Your task: For the data below, please report each line where the word "label" is found.

Dataset entries:

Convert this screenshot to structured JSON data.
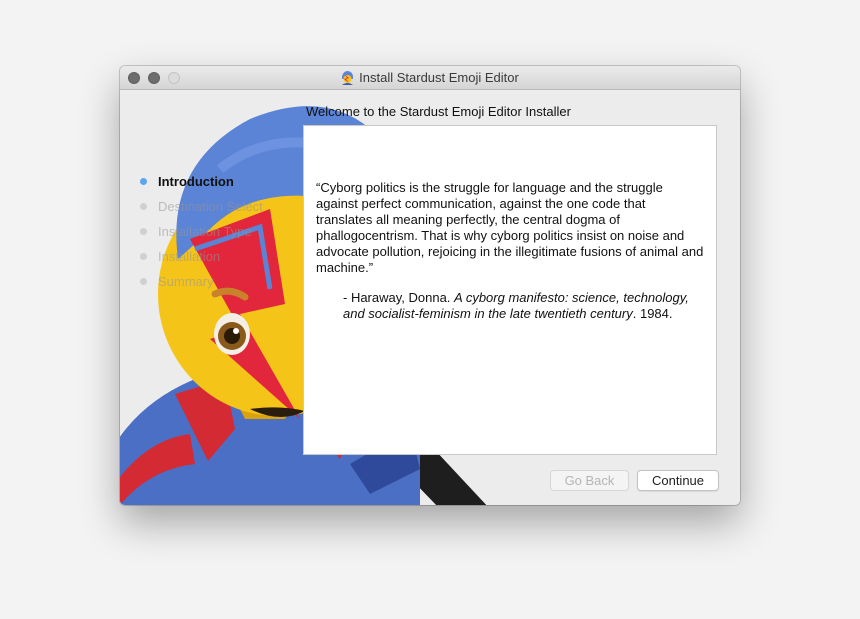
{
  "window": {
    "title": "Install Stardust Emoji Editor",
    "title_icon": "stardust-person-emoji-icon"
  },
  "header": {
    "welcome": "Welcome to the Stardust Emoji Editor Installer"
  },
  "sidebar": {
    "steps": [
      {
        "label": "Introduction",
        "active": true
      },
      {
        "label": "Destination Select",
        "active": false
      },
      {
        "label": "Installation Type",
        "active": false
      },
      {
        "label": "Installation",
        "active": false
      },
      {
        "label": "Summary",
        "active": false
      }
    ]
  },
  "main": {
    "quote": "“Cyborg politics is the struggle for language and the struggle against perfect communication, against the one code that translates all meaning perfectly, the central dogma of phallogocentrism. That is why cyborg politics insist on noise and advocate pollution, rejoicing in the illegitimate fusions of animal and machine.”",
    "citation_prefix": "- Haraway, Donna. ",
    "citation_title": "A cyborg manifesto: science, technology, and socialist-feminism in the late twentieth century",
    "citation_suffix": ". 1984."
  },
  "buttons": {
    "back": "Go Back",
    "continue": "Continue"
  },
  "colors": {
    "active_step_dot": "#5aa7f0",
    "emoji_hair": "#5b83d6",
    "emoji_skin": "#f5c419",
    "emoji_bolt": "#e2263b"
  }
}
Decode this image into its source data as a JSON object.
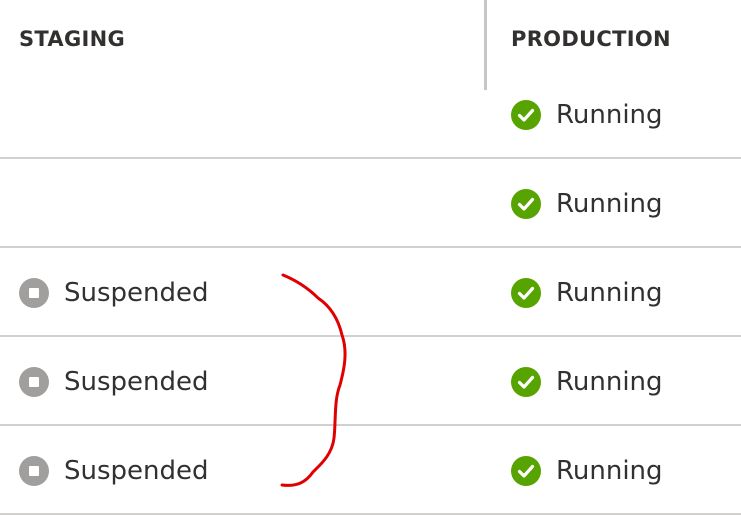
{
  "columns": {
    "staging": "STAGING",
    "production": "PRODUCTION"
  },
  "rows": [
    {
      "staging": null,
      "production": {
        "status": "Running",
        "icon": "check-circle-icon"
      }
    },
    {
      "staging": null,
      "production": {
        "status": "Running",
        "icon": "check-circle-icon"
      }
    },
    {
      "staging": {
        "status": "Suspended",
        "icon": "stop-circle-icon"
      },
      "production": {
        "status": "Running",
        "icon": "check-circle-icon"
      }
    },
    {
      "staging": {
        "status": "Suspended",
        "icon": "stop-circle-icon"
      },
      "production": {
        "status": "Running",
        "icon": "check-circle-icon"
      }
    },
    {
      "staging": {
        "status": "Suspended",
        "icon": "stop-circle-icon"
      },
      "production": {
        "status": "Running",
        "icon": "check-circle-icon"
      }
    }
  ],
  "colors": {
    "running": "#57a300",
    "suspended": "#a19f9d",
    "annotation": "#e00000"
  }
}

Written reply:
        "label": "Introduction",
        "label": "Destination Select",
        "label": "Installation Type",
        "label": "Installation",
        "label": "Summary",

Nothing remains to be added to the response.